Task to carry out: With the pictures excluded, repeat every entry exactly.

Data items
=-=-=-=-=

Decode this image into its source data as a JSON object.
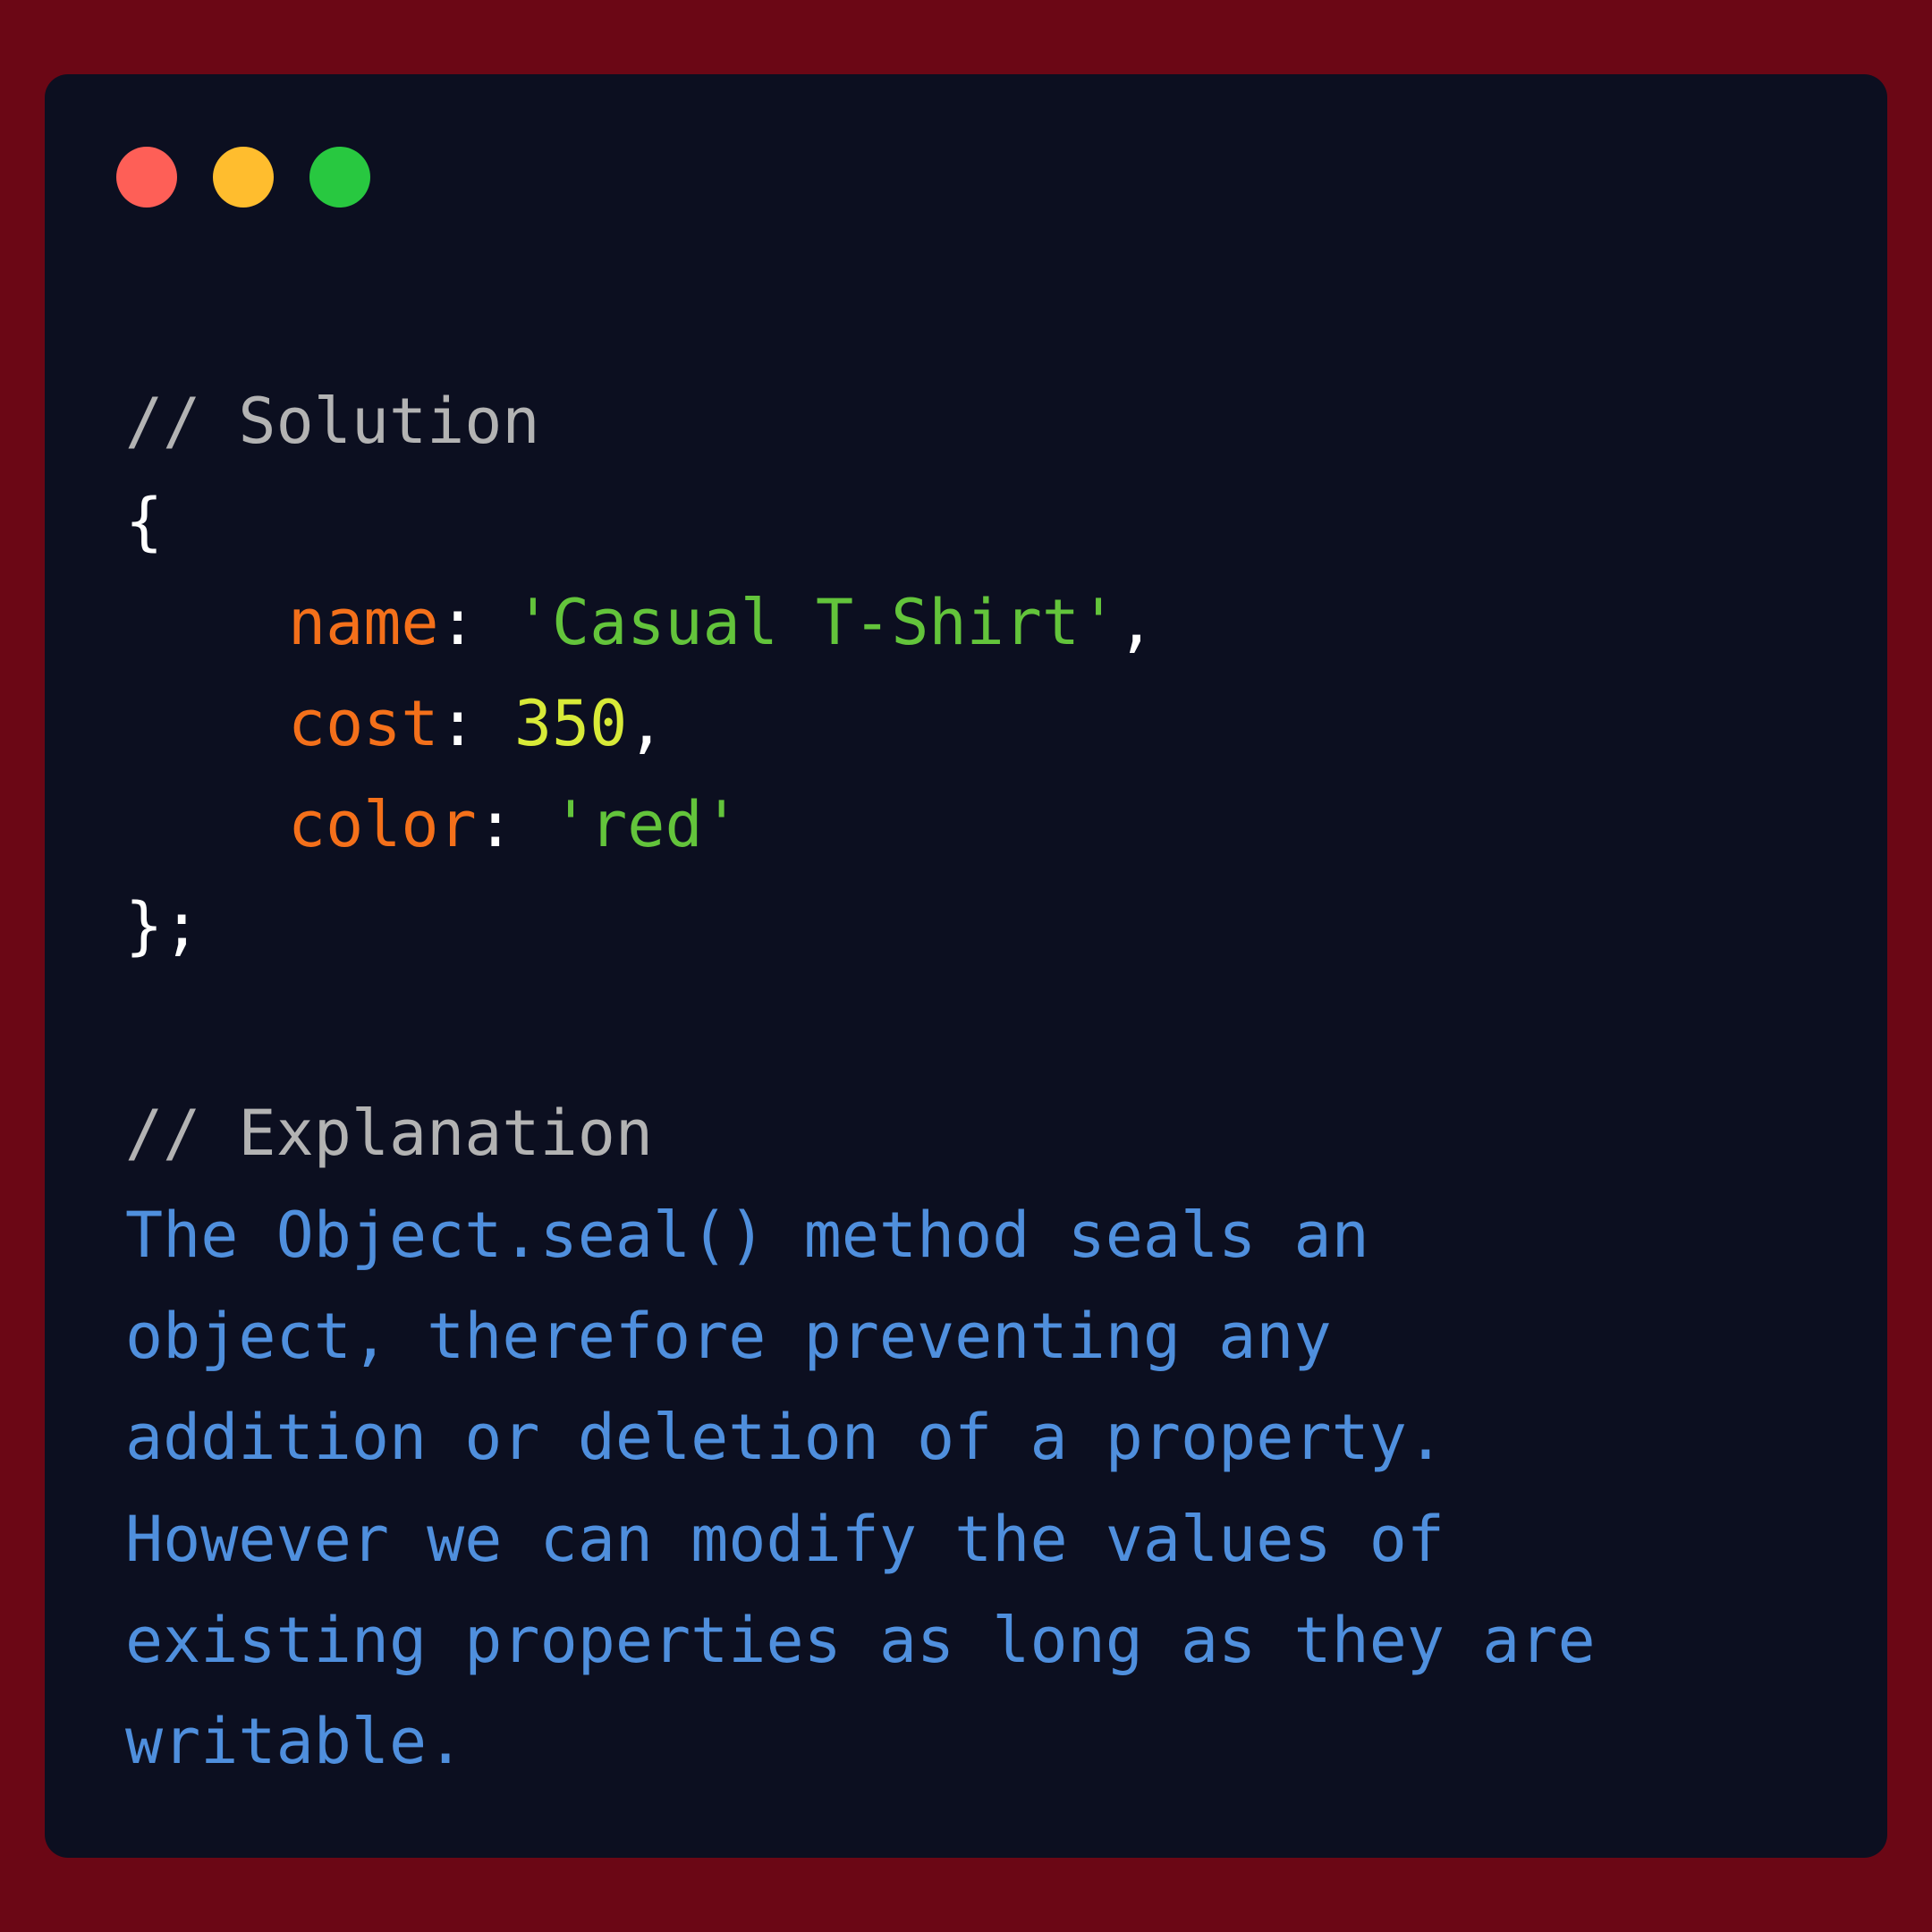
{
  "window": {
    "controls": {
      "close_color": "#fe5f57",
      "minimize_color": "#ffbd2e",
      "maximize_color": "#28c840"
    }
  },
  "code": {
    "solution_comment": "// Solution",
    "open_brace": "{",
    "props": [
      {
        "key": "name",
        "sep": ": ",
        "value": "'Casual T-Shirt'",
        "trail": ",",
        "value_type": "string"
      },
      {
        "key": "cost",
        "sep": ": ",
        "value": "350",
        "trail": ",",
        "value_type": "number"
      },
      {
        "key": "color",
        "sep": ": ",
        "value": "'red'",
        "trail": "",
        "value_type": "string"
      }
    ],
    "close_brace": "};",
    "explanation_comment": "// Explanation",
    "explanation_lines": [
      "The Object.seal() method seals an",
      "object, therefore preventing any",
      "addition or deletion of a property.",
      "However we can modify the values of",
      "existing properties as long as they are",
      "writable."
    ]
  },
  "colors": {
    "background": "#6b0715",
    "window": "#0c0f20",
    "comment": "#b3b3b3",
    "key": "#f4701a",
    "string": "#63c43b",
    "number": "#d8ea38",
    "explanation": "#4f8fdd"
  }
}
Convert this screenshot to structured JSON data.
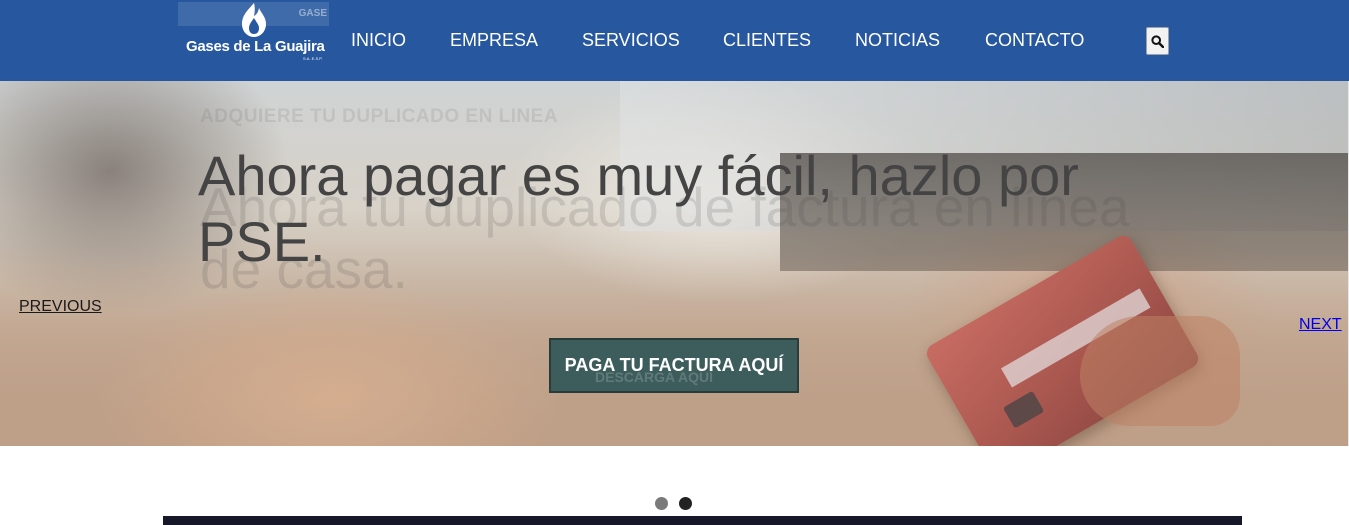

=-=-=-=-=

Reply:
Decode this image into its source data as a JSON object.
{
  "window": {
    "controls": {
      "close_color": "#fe5f57",
      "minimize_color": "#ffbd2e",
      "maximize_color": "#28c840"
    }
  },
  "code": {
    "solution_comment": "// Solution",
    "open_brace": "{",
    "props": [
      {
        "key": "name",
        "sep": ": ",
        "value": "'Casual T-Shirt'",
        "trail": ",",
        "value_type": "string"
      },
      {
        "key": "cost",
        "sep": ": ",
        "value": "350",
        "trail": ",",
        "value_type": "number"
      },
      {
        "key": "color",
        "sep": ": ",
        "value": "'red'",
        "trail": "",
        "value_type": "string"
      }
    ],
    "close_brace": "};",
    "explanation_comment": "// Explanation",
    "explanation_lines": [
      "The Object.seal() method seals an",
      "object, therefore preventing any",
      "addition or deletion of a property.",
      "However we can modify the values of",
      "existing properties as long as they are",
      "writable."
    ]
  },
  "colors": {
    "background": "#6b0715",
    "window": "#0c0f20",
    "comment": "#b3b3b3",
    "key": "#f4701a",
    "string": "#63c43b",
    "number": "#d8ea38",
    "explanation": "#4f8fdd"
  }
}
Convert this screenshot to structured JSON data.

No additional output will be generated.